App and web page records
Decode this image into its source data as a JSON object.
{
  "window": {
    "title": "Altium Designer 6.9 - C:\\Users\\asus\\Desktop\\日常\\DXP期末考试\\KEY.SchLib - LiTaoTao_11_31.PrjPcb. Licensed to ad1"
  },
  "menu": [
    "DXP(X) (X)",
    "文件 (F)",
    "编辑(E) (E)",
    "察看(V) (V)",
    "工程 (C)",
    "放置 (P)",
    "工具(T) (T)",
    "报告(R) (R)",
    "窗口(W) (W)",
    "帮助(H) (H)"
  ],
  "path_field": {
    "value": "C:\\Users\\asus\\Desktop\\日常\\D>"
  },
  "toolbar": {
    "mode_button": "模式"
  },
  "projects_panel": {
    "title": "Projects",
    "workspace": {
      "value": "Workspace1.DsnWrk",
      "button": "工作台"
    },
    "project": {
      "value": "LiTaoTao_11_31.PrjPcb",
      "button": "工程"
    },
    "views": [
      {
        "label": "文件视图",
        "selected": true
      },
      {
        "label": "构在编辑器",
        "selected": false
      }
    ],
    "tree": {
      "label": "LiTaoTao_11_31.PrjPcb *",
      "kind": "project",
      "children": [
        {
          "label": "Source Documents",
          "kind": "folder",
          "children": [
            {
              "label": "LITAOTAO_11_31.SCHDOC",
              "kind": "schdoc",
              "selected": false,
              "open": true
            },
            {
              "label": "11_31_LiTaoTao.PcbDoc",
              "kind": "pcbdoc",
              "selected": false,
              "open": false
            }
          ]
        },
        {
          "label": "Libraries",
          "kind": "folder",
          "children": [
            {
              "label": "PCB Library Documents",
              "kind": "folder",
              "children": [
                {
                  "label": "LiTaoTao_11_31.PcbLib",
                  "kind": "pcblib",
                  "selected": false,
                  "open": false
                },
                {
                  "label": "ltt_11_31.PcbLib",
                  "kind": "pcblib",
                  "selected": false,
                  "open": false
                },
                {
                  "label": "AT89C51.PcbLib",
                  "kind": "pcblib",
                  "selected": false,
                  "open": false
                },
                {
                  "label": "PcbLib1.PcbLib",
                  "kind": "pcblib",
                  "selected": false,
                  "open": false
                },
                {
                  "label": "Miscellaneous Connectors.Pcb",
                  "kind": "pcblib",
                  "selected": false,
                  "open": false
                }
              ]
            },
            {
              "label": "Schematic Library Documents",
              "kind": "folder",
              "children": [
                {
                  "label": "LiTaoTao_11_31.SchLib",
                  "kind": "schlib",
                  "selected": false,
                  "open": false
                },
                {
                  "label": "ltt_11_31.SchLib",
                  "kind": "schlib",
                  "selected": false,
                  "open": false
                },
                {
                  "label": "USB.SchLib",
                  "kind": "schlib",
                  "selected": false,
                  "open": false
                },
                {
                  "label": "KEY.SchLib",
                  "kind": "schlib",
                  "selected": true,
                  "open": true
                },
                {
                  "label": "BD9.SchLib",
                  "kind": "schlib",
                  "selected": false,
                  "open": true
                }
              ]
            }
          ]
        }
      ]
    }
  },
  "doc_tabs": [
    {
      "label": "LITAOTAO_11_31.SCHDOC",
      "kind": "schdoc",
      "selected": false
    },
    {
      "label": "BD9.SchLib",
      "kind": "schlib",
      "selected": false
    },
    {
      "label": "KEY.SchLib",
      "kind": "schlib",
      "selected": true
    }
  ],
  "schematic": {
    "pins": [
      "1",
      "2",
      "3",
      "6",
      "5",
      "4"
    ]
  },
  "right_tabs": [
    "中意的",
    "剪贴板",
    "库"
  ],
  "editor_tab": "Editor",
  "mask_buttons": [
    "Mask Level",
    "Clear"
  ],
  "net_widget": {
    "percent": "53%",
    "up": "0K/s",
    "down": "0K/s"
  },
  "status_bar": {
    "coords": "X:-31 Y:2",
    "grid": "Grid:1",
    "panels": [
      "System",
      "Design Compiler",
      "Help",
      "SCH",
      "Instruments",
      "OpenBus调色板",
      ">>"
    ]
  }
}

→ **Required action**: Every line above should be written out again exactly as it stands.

→ **Exercise solution**:
Decode this image into its source data as a JSON object.
{
  "window": {
    "title": "Altium Designer 6.9 - C:\\Users\\asus\\Desktop\\日常\\DXP期末考试\\KEY.SchLib - LiTaoTao_11_31.PrjPcb. Licensed to ad1"
  },
  "menu": [
    "DXP(X) (X)",
    "文件 (F)",
    "编辑(E) (E)",
    "察看(V) (V)",
    "工程 (C)",
    "放置 (P)",
    "工具(T) (T)",
    "报告(R) (R)",
    "窗口(W) (W)",
    "帮助(H) (H)"
  ],
  "path_field": {
    "value": "C:\\Users\\asus\\Desktop\\日常\\D>"
  },
  "toolbar": {
    "mode_button": "模式"
  },
  "projects_panel": {
    "title": "Projects",
    "workspace": {
      "value": "Workspace1.DsnWrk",
      "button": "工作台"
    },
    "project": {
      "value": "LiTaoTao_11_31.PrjPcb",
      "button": "工程"
    },
    "views": [
      {
        "label": "文件视图",
        "selected": true
      },
      {
        "label": "构在编辑器",
        "selected": false
      }
    ],
    "tree": {
      "label": "LiTaoTao_11_31.PrjPcb *",
      "kind": "project",
      "children": [
        {
          "label": "Source Documents",
          "kind": "folder",
          "children": [
            {
              "label": "LITAOTAO_11_31.SCHDOC",
              "kind": "schdoc",
              "selected": false,
              "open": true
            },
            {
              "label": "11_31_LiTaoTao.PcbDoc",
              "kind": "pcbdoc",
              "selected": false,
              "open": false
            }
          ]
        },
        {
          "label": "Libraries",
          "kind": "folder",
          "children": [
            {
              "label": "PCB Library Documents",
              "kind": "folder",
              "children": [
                {
                  "label": "LiTaoTao_11_31.PcbLib",
                  "kind": "pcblib",
                  "selected": false,
                  "open": false
                },
                {
                  "label": "ltt_11_31.PcbLib",
                  "kind": "pcblib",
                  "selected": false,
                  "open": false
                },
                {
                  "label": "AT89C51.PcbLib",
                  "kind": "pcblib",
                  "selected": false,
                  "open": false
                },
                {
                  "label": "PcbLib1.PcbLib",
                  "kind": "pcblib",
                  "selected": false,
                  "open": false
                },
                {
                  "label": "Miscellaneous Connectors.Pcb",
                  "kind": "pcblib",
                  "selected": false,
                  "open": false
                }
              ]
            },
            {
              "label": "Schematic Library Documents",
              "kind": "folder",
              "children": [
                {
                  "label": "LiTaoTao_11_31.SchLib",
                  "kind": "schlib",
                  "selected": false,
                  "open": false
                },
                {
                  "label": "ltt_11_31.SchLib",
                  "kind": "schlib",
                  "selected": false,
                  "open": false
                },
                {
                  "label": "USB.SchLib",
                  "kind": "schlib",
                  "selected": false,
                  "open": false
                },
                {
                  "label": "KEY.SchLib",
                  "kind": "schlib",
                  "selected": true,
                  "open": true
                },
                {
                  "label": "BD9.SchLib",
                  "kind": "schlib",
                  "selected": false,
                  "open": true
                }
              ]
            }
          ]
        }
      ]
    }
  },
  "doc_tabs": [
    {
      "label": "LITAOTAO_11_31.SCHDOC",
      "kind": "schdoc",
      "selected": false
    },
    {
      "label": "BD9.SchLib",
      "kind": "schlib",
      "selected": false
    },
    {
      "label": "KEY.SchLib",
      "kind": "schlib",
      "selected": true
    }
  ],
  "schematic": {
    "pins": [
      "1",
      "2",
      "3",
      "6",
      "5",
      "4"
    ]
  },
  "right_tabs": [
    "中意的",
    "剪贴板",
    "库"
  ],
  "editor_tab": "Editor",
  "mask_buttons": [
    "Mask Level",
    "Clear"
  ],
  "net_widget": {
    "percent": "53%",
    "up": "0K/s",
    "down": "0K/s"
  },
  "status_bar": {
    "coords": "X:-31 Y:2",
    "grid": "Grid:1",
    "panels": [
      "System",
      "Design Compiler",
      "Help",
      "SCH",
      "Instruments",
      "OpenBus调色板",
      ">>"
    ]
  }
}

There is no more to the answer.